Originally published on Grainews
by Lisa Guenther
While high costs are still a hurdle to overcome, bioherbicides are in the works and could be a weapon in the struggle against herbicide resistance.
Researchers in Canada and the United States are developing bioherbicides that will not only give organic and conventional farmers more weed control options, but also, in some cases, control herbicide-resistant weeds.
Bioherbicides are synthetically produced compounds identical to chemicals found in nature. They may be sourced from micro-organisms or plants.

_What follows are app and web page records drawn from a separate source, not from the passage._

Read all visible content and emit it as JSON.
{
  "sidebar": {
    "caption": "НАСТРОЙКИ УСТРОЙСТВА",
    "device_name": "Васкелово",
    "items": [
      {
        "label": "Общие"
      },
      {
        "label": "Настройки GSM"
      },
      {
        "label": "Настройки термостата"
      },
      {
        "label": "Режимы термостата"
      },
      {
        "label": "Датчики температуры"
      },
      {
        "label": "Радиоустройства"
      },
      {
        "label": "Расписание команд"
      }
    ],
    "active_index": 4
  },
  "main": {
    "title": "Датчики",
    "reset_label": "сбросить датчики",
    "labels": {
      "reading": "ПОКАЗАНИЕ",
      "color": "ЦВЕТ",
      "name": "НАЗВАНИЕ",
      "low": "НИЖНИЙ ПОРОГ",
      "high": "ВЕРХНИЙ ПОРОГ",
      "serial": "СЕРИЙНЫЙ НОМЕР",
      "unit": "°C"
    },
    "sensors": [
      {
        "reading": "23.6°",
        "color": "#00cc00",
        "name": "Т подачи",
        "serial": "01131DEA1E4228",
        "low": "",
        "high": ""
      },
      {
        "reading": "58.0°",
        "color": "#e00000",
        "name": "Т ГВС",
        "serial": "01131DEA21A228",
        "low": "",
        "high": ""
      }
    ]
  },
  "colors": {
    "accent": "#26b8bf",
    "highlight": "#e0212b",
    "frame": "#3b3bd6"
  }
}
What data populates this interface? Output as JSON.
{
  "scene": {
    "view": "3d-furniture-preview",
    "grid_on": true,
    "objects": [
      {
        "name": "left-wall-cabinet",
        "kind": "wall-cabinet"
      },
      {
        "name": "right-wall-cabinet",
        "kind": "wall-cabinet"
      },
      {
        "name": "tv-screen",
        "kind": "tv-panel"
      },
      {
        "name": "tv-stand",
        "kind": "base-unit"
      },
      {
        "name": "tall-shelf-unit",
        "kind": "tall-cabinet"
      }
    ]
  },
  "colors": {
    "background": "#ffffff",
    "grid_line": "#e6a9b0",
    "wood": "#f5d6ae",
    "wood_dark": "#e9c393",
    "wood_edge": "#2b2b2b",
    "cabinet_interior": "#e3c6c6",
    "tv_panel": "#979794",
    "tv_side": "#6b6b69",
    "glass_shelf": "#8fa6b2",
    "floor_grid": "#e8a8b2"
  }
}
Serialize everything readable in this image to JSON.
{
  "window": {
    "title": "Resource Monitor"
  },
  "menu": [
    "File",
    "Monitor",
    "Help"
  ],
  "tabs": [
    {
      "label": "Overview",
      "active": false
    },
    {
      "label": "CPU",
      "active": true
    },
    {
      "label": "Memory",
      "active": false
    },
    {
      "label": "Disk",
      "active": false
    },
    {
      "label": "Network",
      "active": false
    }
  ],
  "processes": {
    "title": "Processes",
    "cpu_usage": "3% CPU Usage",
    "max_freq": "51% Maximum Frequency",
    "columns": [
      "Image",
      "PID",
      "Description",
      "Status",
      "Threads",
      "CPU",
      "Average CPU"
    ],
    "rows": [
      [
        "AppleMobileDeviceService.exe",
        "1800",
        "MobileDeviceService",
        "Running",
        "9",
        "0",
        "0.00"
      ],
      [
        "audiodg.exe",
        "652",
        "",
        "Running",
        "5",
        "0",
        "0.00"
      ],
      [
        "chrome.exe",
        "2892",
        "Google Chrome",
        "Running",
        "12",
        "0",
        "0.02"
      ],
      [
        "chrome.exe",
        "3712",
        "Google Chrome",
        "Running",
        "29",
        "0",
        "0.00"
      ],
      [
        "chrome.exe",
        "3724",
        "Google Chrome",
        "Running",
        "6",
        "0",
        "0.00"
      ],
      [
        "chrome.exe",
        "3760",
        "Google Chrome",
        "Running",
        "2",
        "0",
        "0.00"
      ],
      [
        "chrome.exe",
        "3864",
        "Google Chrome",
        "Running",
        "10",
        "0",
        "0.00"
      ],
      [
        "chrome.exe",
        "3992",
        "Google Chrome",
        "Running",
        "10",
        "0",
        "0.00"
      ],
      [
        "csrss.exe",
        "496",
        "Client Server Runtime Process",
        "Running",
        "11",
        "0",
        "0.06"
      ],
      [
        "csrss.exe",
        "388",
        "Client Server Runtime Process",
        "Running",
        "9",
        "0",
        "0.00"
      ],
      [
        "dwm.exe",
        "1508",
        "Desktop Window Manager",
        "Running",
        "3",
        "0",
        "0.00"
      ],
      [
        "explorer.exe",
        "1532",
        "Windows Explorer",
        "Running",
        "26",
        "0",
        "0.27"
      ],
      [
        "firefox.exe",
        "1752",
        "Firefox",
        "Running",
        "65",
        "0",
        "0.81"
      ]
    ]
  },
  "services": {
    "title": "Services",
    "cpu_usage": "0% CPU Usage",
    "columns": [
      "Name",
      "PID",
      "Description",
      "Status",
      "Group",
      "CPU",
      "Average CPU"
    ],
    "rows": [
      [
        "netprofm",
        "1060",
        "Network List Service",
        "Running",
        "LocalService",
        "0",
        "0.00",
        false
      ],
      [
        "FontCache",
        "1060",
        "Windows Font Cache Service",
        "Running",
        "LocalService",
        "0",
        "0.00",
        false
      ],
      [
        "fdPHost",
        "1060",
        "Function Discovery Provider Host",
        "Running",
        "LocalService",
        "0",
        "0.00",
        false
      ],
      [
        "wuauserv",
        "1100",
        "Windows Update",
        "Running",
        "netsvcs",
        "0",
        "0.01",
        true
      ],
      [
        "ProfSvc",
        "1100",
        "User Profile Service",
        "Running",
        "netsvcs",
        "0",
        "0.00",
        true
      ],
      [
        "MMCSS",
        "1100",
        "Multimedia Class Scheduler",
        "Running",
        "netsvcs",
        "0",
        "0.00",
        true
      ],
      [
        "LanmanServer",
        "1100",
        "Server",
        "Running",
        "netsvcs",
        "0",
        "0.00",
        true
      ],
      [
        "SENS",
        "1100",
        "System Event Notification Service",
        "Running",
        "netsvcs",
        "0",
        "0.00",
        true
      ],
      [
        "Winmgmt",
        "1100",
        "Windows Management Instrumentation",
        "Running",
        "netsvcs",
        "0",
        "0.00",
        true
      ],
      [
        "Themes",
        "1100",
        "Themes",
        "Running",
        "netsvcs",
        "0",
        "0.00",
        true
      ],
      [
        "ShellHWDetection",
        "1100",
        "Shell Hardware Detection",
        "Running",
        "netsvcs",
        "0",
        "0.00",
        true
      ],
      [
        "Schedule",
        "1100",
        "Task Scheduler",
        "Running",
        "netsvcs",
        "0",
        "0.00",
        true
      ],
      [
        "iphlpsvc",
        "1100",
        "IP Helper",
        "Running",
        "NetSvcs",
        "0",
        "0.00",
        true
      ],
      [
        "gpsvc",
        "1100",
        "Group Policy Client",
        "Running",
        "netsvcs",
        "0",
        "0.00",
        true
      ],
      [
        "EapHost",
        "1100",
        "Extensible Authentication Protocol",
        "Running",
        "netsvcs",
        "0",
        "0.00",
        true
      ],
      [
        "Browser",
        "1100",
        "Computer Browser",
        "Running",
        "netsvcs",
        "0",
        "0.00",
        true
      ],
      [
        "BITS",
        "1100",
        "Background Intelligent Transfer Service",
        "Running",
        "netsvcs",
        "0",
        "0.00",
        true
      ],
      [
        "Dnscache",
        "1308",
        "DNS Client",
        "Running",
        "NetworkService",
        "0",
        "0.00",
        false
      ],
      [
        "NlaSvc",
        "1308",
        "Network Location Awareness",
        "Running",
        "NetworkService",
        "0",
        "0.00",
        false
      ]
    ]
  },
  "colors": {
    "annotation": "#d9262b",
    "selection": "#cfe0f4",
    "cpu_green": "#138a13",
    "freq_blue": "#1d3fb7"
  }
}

Bioherbicides can also include whole microorganisms that infect weeds.
Currently there are no bioherbicides registered for use on agricultural crops in Canada, but researchers with Agriculture and Agri-Food Canada (AAFC) are working to change that.
Staff Writer- Sacramento Business Journal
Davis-based Marrone Bio Innovations this week filed for a patent for a species of bacteria that one of its employees discovered in soil near the roots of a tree in the high Sierra Nevada.
The bacillus appears to be useful in controlling plant pathogens as well as in promoting healthy plant growth.
Marrone currently has more than 150 patents pending in the U.S. and internationally.